Welcome to Quick Lit, where we share short and sweet reviews of what we’ve been reading lately on the 15th of the month.
I started this month at the beach, which is always good for my reading life—or at least for my reading quantity. I re-read old favorites so they would be fresh in mind for upcoming episodes of One Great Book, and plenty of advanced review copies so I could share them with patrons in our One Great Bonus episodes. And I also enjoyed reading a new-to-me old mystery, just for the fun of it.
Today’s list is a little longer than my Quick Lit lists usually are, but I couldn’t bear to leave any of these titles off.
I hope you’ve read some good books lately. Tell us your favorites in comments?
Marais's debut Hum If You Don't Know the Words was a 2017 Summer Reading Guide selection and I've been looking forward to her new release, which comes out tomorrow, July 16. The book tells the story of three women, two sisters, Ruth and Delilah, and the much younger Zodwa, whose lives become intertwined after the sisters discover an abandoned day-old baby on their doorstep.

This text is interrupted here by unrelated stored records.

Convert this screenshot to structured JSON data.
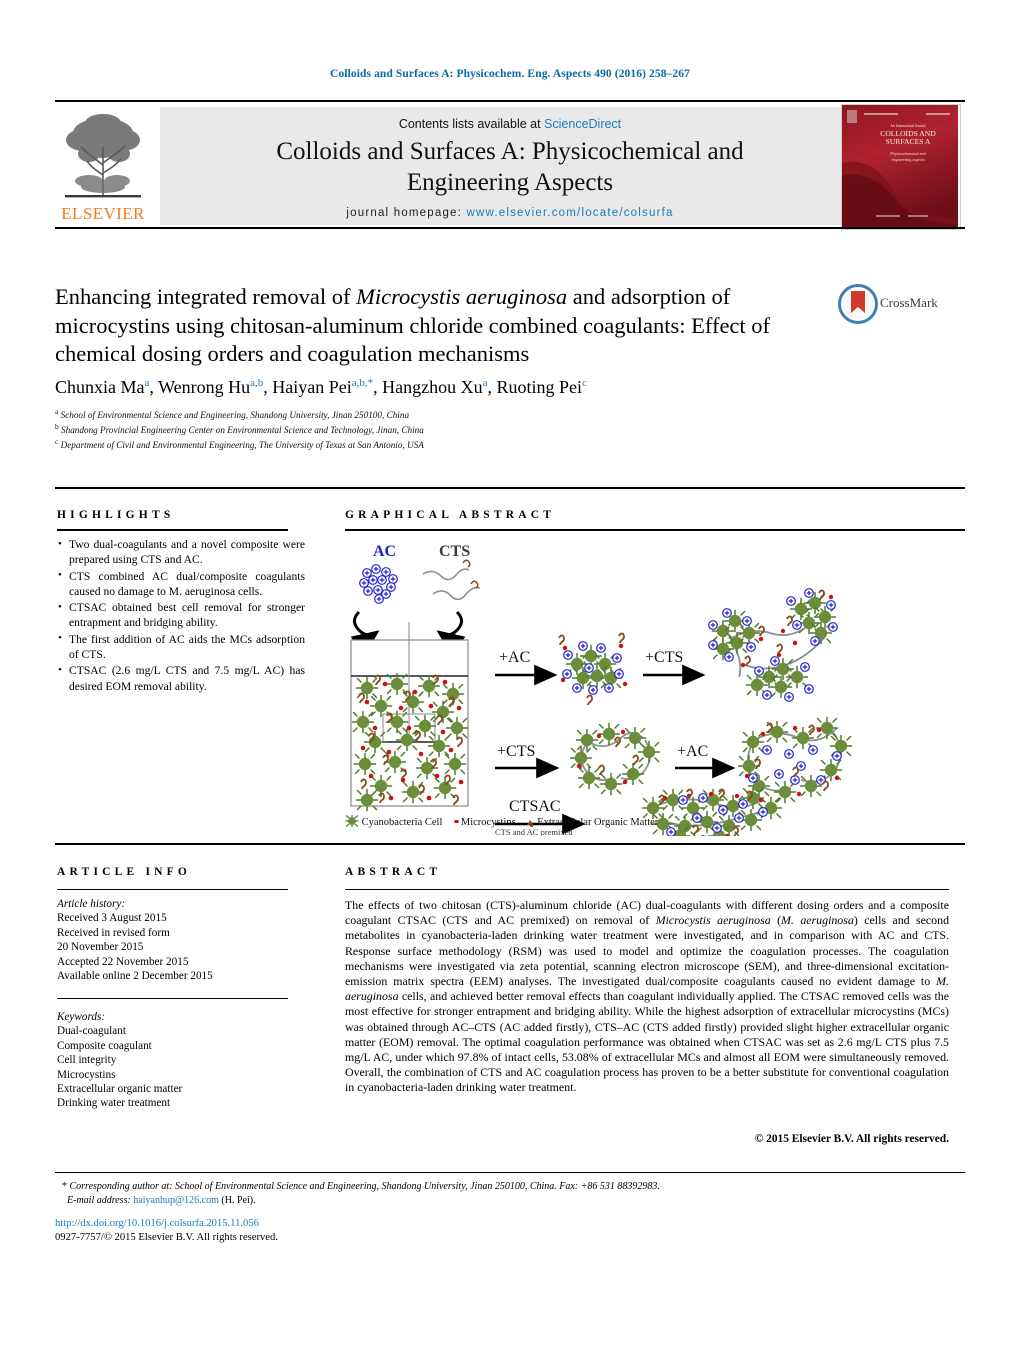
{
  "running_head": "Colloids and Surfaces A: Physicochem. Eng. Aspects 490 (2016) 258–267",
  "banner": {
    "contents_prefix": "Contents lists available at ",
    "sciencedirect": "ScienceDirect",
    "journal_title_line1": "Colloids and Surfaces A: Physicochemical and",
    "journal_title_line2": "Engineering Aspects",
    "homepage_label": "journal homepage:",
    "homepage_url": "www.elsevier.com/locate/colsurfa",
    "publisher": "ELSEVIER",
    "cover_title_line1": "COLLOIDS AND",
    "cover_title_line2": "SURFACES A",
    "cover_sub1": "Physicochemical and",
    "cover_sub2": "engineering aspects",
    "cover_kicker": "An International Journal"
  },
  "article": {
    "title_part1": "Enhancing integrated removal of ",
    "title_italic1": "Microcystis aeruginosa",
    "title_part2": " and adsorption of microcystins using chitosan-aluminum chloride combined coagulants: Effect of chemical dosing orders and coagulation mechanisms",
    "authors": [
      {
        "name": "Chunxia Ma",
        "marks": "a",
        "sep": ", "
      },
      {
        "name": "Wenrong Hu",
        "marks": "a,b",
        "sep": ", "
      },
      {
        "name": "Haiyan Pei",
        "marks": "a,b,*",
        "sep": ", "
      },
      {
        "name": "Hangzhou Xu",
        "marks": "a",
        "sep": ", "
      },
      {
        "name": "Ruoting Pei",
        "marks": "c",
        "sep": ""
      }
    ],
    "affiliations": [
      {
        "mark": "a",
        "text": "School of Environmental Science and Engineering, Shandong University, Jinan 250100, China"
      },
      {
        "mark": "b",
        "text": "Shandong Provincial Engineering Center on Environmental Science and Technology, Jinan, China"
      },
      {
        "mark": "c",
        "text": "Department of Civil and Environmental Engineering, The University of Texas at San Antonio, USA"
      }
    ],
    "crossmark_label": "CrossMark"
  },
  "sections": {
    "highlights_heading": "HIGHLIGHTS",
    "graphical_abstract_heading": "GRAPHICAL ABSTRACT",
    "article_info_heading": "ARTICLE INFO",
    "abstract_heading": "ABSTRACT"
  },
  "highlights": [
    "Two dual-coagulants and a novel composite were prepared using CTS and AC.",
    "CTS combined AC dual/composite coagulants caused no damage to M. aeruginosa cells.",
    "CTSAC obtained best cell removal for stronger entrapment and bridging ability.",
    "The first addition of AC aids the MCs adsorption of CTS.",
    "CTSAC (2.6 mg/L CTS and 7.5 mg/L AC) has desired EOM removal ability."
  ],
  "graphical_abstract": {
    "label_ac": "AC",
    "label_cts": "CTS",
    "arrow_1": "+AC",
    "arrow_2": "+CTS",
    "arrow_3": "+CTS",
    "arrow_4": "+AC",
    "arrow_5": "CTSAC",
    "arrow_5_sub": "CTS and AC premixed",
    "legend": [
      {
        "icon": "cyanobacteria-cell-icon",
        "label": "Cyanobacteria Cell",
        "color": "#6b8e3a"
      },
      {
        "icon": "microcystin-icon",
        "label": "Microcystins",
        "color": "#cc1111"
      },
      {
        "icon": "eom-icon",
        "label": "Extracellular Organic Matter",
        "color": "#8a4b1e"
      }
    ]
  },
  "article_info": {
    "history_label": "Article history:",
    "history": [
      "Received 3 August 2015",
      "Received in revised form",
      "20 November 2015",
      "Accepted 22 November 2015",
      "Available online 2 December 2015"
    ],
    "keywords_label": "Keywords:",
    "keywords": [
      "Dual-coagulant",
      "Composite coagulant",
      "Cell integrity",
      "Microcystins",
      "Extracellular organic matter",
      "Drinking water treatment"
    ]
  },
  "abstract": {
    "p1": "The effects of two chitosan (CTS)-aluminum chloride (AC) dual-coagulants with different dosing orders and a composite coagulant CTSAC (CTS and AC premixed) on removal of ",
    "italic1": "Microcystis aeruginosa",
    "p2": " (",
    "italic2": "M. aeruginosa",
    "p3": ") cells and second metabolites in cyanobacteria-laden drinking water treatment were investigated, and in comparison with AC and CTS. Response surface methodology (RSM) was used to model and optimize the coagulation processes. The coagulation mechanisms were investigated via zeta potential, scanning electron microscope (SEM), and three-dimensional excitation-emission matrix spectra (EEM) analyses. The investigated dual/composite coagulants caused no evident damage to ",
    "italic3": "M. aeruginosa",
    "p4": " cells, and achieved better removal effects than coagulant individually applied. The CTSAC removed cells was the most effective for stronger entrapment and bridging ability. While the highest adsorption of extracellular microcystins (MCs) was obtained through AC–CTS (AC added firstly), CTS–AC (CTS added firstly) provided slight higher extracellular organic matter (EOM) removal. The optimal coagulation performance was obtained when CTSAC was set as 2.6 mg/L CTS plus 7.5 mg/L AC, under which 97.8% of intact cells, 53.08% of extracellular MCs and almost all EOM were simultaneously removed. Overall, the combination of CTS and AC coagulation process has proven to be a better substitute for conventional coagulation in cyanobacteria-laden drinking water treatment.",
    "copyright": "© 2015 Elsevier B.V. All rights reserved."
  },
  "footer": {
    "corresponding_marker": "*",
    "corresponding_text": "Corresponding author at: School of Environmental Science and Engineering, Shandong University, Jinan 250100, China. Fax: +86 531 88392983.",
    "email_label": "E-mail address:",
    "email": "haiyanhup@126.com",
    "email_owner": "(H. Pei).",
    "doi": "http://dx.doi.org/10.1016/j.colsurfa.2015.11.056",
    "issn": "0927-7757/© 2015 Elsevier B.V. All rights reserved."
  },
  "colors": {
    "link_blue": "#1b7bbd",
    "elsevier_orange": "#ef7c20",
    "banner_grey": "#e9e9e9",
    "cell_green": "#6b8e3a",
    "ac_blue": "#2222cc",
    "mc_red": "#cc1111",
    "eom_brown": "#8a4b1e"
  }
}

Each of the women is actively dealing with a personal crisis, and in rotating points of view, we learn each about each woman’s secrets and situation. An absorbing tale of friendship, and redemption, and the transformative power of love. More info →
While this doesn't technically come out until August 13, many of you have your hands on it already because it's a July early-release Book of the Month selection. As a novelist, Center has said she is “interested in the ways people bounce back,” and after our protagonist and veteran firefighter Cassie throws a few very public punches at a community event, she struggles to figure out how to do just that—in a new firehouse that is reluctant, to say the least, to welcome a female firefighter into their boys' club. Her new position is complicated further when she falls for her fellow rookie, and is forced to finally think about her feelings (ugh). A fast, feel-good read. More info →
After enjoying Shawn's YA novel The Day the Angels Fell, I've been eager to read this new release, his first novel geared toward adults, which hits shelves tomorrow. The story begins with a death: a son discovers the body of his father, he's filled with guilt and fear, he doesn't want to tell his sister he was the first one to know. But why? As the memories come pouring back over the ensuing days, the reader begins to find out what went on in this troubled family. Recommended for Billy Coffey fans. More info →
This is my second-ever Daniel Silva book. I love a good spy thriller—they're perfect poolside reading—and this one has much to recommend itself: tight pacing, an intriguing setting (in the international art world), characters exchanging F. Scott Fitzgerald lines over dinner. I particularly appreciated how Silva took his inspiration from all-too-real international events: this time, the 2018 murder of Saudi journalist Jamal Khashoggi, and the involvement of Crown Prince Mohammed bin Salman. In this book, Silva asks what if?, imagining how events might play out in the real Middle East. Don't miss the author's note at the end. More info →
When I was recently reviewing my second quarter reading, I realized that I hadn't finished an audiobook since March! That's unusual for me, and it means I get less reading in—so I immediately downloaded a few promising titles from Libro.fm. This new title from the author of Kitchens of the Great Midwest follows several generations of a Minnesota family as they establish themselves in the brewing industry—and fall to pieces in the process. Despite the family feud and plenty of tense moments, the tone is relentlessly hopeful, and the story hugely listenable. (I walked six miles yesterday just so I could get to the end!) Coming July 23. More info →
When a Minnesota reader mentioned that Krueger may be just the ticket for Louise Penny fans waiting for the next Gamache novel, I immediately downloaded the series' first book from my library. This procedural set in rural Minnesota features a strong sense of place, long-running grudges, and an ousted sheriff seeking justice where the authorities will not. Recommended for Louise Penny fans, yes, and also those who enjoyed Snow Falling on Cedars and this year's Summer Reading Guide pick The Current. More info →